From the first line to the last, output the material exactly.

··· Records to use

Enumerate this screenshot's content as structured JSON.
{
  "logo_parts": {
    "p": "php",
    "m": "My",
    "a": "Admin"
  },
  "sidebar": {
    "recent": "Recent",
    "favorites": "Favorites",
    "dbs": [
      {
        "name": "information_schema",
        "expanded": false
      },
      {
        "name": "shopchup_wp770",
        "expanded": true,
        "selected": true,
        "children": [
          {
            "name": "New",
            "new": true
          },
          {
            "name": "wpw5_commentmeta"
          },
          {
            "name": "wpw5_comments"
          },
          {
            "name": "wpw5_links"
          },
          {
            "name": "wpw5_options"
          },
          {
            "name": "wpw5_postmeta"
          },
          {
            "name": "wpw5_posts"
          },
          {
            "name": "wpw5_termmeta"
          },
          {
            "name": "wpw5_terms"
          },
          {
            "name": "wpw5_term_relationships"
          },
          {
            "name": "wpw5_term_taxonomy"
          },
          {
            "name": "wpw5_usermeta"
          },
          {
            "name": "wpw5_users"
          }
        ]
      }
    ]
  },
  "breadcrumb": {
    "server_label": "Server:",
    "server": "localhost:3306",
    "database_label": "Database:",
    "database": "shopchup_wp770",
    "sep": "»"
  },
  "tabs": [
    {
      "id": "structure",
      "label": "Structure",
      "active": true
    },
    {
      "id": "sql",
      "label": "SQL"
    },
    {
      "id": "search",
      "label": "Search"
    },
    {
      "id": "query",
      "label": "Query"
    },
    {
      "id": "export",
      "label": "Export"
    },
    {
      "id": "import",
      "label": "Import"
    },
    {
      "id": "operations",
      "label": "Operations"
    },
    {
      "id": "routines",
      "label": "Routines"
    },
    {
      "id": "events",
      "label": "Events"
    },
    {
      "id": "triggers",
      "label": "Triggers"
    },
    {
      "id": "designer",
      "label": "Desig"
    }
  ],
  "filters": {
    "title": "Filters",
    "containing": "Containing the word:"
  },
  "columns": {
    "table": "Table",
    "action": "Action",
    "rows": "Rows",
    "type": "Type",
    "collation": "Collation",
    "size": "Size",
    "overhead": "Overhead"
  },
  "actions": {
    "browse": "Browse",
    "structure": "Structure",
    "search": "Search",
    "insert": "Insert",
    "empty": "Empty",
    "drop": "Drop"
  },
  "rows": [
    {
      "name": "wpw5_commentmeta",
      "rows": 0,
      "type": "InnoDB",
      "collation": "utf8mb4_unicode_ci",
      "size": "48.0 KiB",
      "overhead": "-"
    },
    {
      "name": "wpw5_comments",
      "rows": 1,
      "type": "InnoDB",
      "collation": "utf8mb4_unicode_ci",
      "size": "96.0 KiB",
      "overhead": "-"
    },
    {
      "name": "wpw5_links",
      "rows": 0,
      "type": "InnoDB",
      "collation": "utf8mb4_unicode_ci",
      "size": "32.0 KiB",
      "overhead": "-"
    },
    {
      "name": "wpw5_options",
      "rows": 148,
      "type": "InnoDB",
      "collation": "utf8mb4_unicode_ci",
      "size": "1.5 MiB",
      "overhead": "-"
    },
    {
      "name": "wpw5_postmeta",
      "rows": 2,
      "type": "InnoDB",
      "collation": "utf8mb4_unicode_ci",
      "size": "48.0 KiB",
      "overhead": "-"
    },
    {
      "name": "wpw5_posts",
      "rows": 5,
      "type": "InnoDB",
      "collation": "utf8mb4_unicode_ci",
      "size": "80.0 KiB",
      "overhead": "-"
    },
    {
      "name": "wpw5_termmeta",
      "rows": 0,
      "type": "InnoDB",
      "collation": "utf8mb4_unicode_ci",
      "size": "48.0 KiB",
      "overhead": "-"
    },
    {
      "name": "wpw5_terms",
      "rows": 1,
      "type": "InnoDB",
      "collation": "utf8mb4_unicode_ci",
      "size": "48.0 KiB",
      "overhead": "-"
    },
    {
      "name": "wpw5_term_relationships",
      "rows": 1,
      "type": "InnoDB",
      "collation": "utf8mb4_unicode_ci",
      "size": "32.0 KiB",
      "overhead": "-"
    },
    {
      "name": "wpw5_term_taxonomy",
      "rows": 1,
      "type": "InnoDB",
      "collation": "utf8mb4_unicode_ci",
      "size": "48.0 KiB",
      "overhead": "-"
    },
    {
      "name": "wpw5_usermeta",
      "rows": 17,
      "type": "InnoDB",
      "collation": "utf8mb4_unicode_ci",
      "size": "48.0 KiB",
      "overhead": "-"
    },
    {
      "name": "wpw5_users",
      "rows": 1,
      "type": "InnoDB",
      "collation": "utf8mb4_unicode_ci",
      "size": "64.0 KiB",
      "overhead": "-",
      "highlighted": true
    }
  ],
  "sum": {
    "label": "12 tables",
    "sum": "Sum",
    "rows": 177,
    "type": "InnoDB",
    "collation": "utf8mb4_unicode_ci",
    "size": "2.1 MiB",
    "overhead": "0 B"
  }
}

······

> _The completed task_:
Enumerate this screenshot's content as structured JSON.
{
  "logo_parts": {
    "p": "php",
    "m": "My",
    "a": "Admin"
  },
  "sidebar": {
    "recent": "Recent",
    "favorites": "Favorites",
    "dbs": [
      {
        "name": "information_schema",
        "expanded": false
      },
      {
        "name": "shopchup_wp770",
        "expanded": true,
        "selected": true,
        "children": [
          {
            "name": "New",
            "new": true
          },
          {
            "name": "wpw5_commentmeta"
          },
          {
            "name": "wpw5_comments"
          },
          {
            "name": "wpw5_links"
          },
          {
            "name": "wpw5_options"
          },
          {
            "name": "wpw5_postmeta"
          },
          {
            "name": "wpw5_posts"
          },
          {
            "name": "wpw5_termmeta"
          },
          {
            "name": "wpw5_terms"
          },
          {
            "name": "wpw5_term_relationships"
          },
          {
            "name": "wpw5_term_taxonomy"
          },
          {
            "name": "wpw5_usermeta"
          },
          {
            "name": "wpw5_users"
          }
        ]
      }
    ]
  },
  "breadcrumb": {
    "server_label": "Server:",
    "server": "localhost:3306",
    "database_label": "Database:",
    "database": "shopchup_wp770",
    "sep": "»"
  },
  "tabs": [
    {
      "id": "structure",
      "label": "Structure",
      "active": true
    },
    {
      "id": "sql",
      "label": "SQL"
    },
    {
      "id": "search",
      "label": "Search"
    },
    {
      "id": "query",
      "label": "Query"
    },
    {
      "id": "export",
      "label": "Export"
    },
    {
      "id": "import",
      "label": "Import"
    },
    {
      "id": "operations",
      "label": "Operations"
    },
    {
      "id": "routines",
      "label": "Routines"
    },
    {
      "id": "events",
      "label": "Events"
    },
    {
      "id": "triggers",
      "label": "Triggers"
    },
    {
      "id": "designer",
      "label": "Desig"
    }
  ],
  "filters": {
    "title": "Filters",
    "containing": "Containing the word:"
  },
  "columns": {
    "table": "Table",
    "action": "Action",
    "rows": "Rows",
    "type": "Type",
    "collation": "Collation",
    "size": "Size",
    "overhead": "Overhead"
  },
  "actions": {
    "browse": "Browse",
    "structure": "Structure",
    "search": "Search",
    "insert": "Insert",
    "empty": "Empty",
    "drop": "Drop"
  },
  "rows": [
    {
      "name": "wpw5_commentmeta",
      "rows": 0,
      "type": "InnoDB",
      "collation": "utf8mb4_unicode_ci",
      "size": "48.0 KiB",
      "overhead": "-"
    },
    {
      "name": "wpw5_comments",
      "rows": 1,
      "type": "InnoDB",
      "collation": "utf8mb4_unicode_ci",
      "size": "96.0 KiB",
      "overhead": "-"
    },
    {
      "name": "wpw5_links",
      "rows": 0,
      "type": "InnoDB",
      "collation": "utf8mb4_unicode_ci",
      "size": "32.0 KiB",
      "overhead": "-"
    },
    {
      "name": "wpw5_options",
      "rows": 148,
      "type": "InnoDB",
      "collation": "utf8mb4_unicode_ci",
      "size": "1.5 MiB",
      "overhead": "-"
    },
    {
      "name": "wpw5_postmeta",
      "rows": 2,
      "type": "InnoDB",
      "collation": "utf8mb4_unicode_ci",
      "size": "48.0 KiB",
      "overhead": "-"
    },
    {
      "name": "wpw5_posts",
      "rows": 5,
      "type": "InnoDB",
      "collation": "utf8mb4_unicode_ci",
      "size": "80.0 KiB",
      "overhead": "-"
    },
    {
      "name": "wpw5_termmeta",
      "rows": 0,
      "type": "InnoDB",
      "collation": "utf8mb4_unicode_ci",
      "size": "48.0 KiB",
      "overhead": "-"
    },
    {
      "name": "wpw5_terms",
      "rows": 1,
      "type": "InnoDB",
      "collation": "utf8mb4_unicode_ci",
      "size": "48.0 KiB",
      "overhead": "-"
    },
    {
      "name": "wpw5_term_relationships",
      "rows": 1,
      "type": "InnoDB",
      "collation": "utf8mb4_unicode_ci",
      "size": "32.0 KiB",
      "overhead": "-"
    },
    {
      "name": "wpw5_term_taxonomy",
      "rows": 1,
      "type": "InnoDB",
      "collation": "utf8mb4_unicode_ci",
      "size": "48.0 KiB",
      "overhead": "-"
    },
    {
      "name": "wpw5_usermeta",
      "rows": 17,
      "type": "InnoDB",
      "collation": "utf8mb4_unicode_ci",
      "size": "48.0 KiB",
      "overhead": "-"
    },
    {
      "name": "wpw5_users",
      "rows": 1,
      "type": "InnoDB",
      "collation": "utf8mb4_unicode_ci",
      "size": "64.0 KiB",
      "overhead": "-",
      "highlighted": true
    }
  ],
  "sum": {
    "label": "12 tables",
    "sum": "Sum",
    "rows": 177,
    "type": "InnoDB",
    "collation": "utf8mb4_unicode_ci",
    "size": "2.1 MiB",
    "overhead": "0 B"
  }
}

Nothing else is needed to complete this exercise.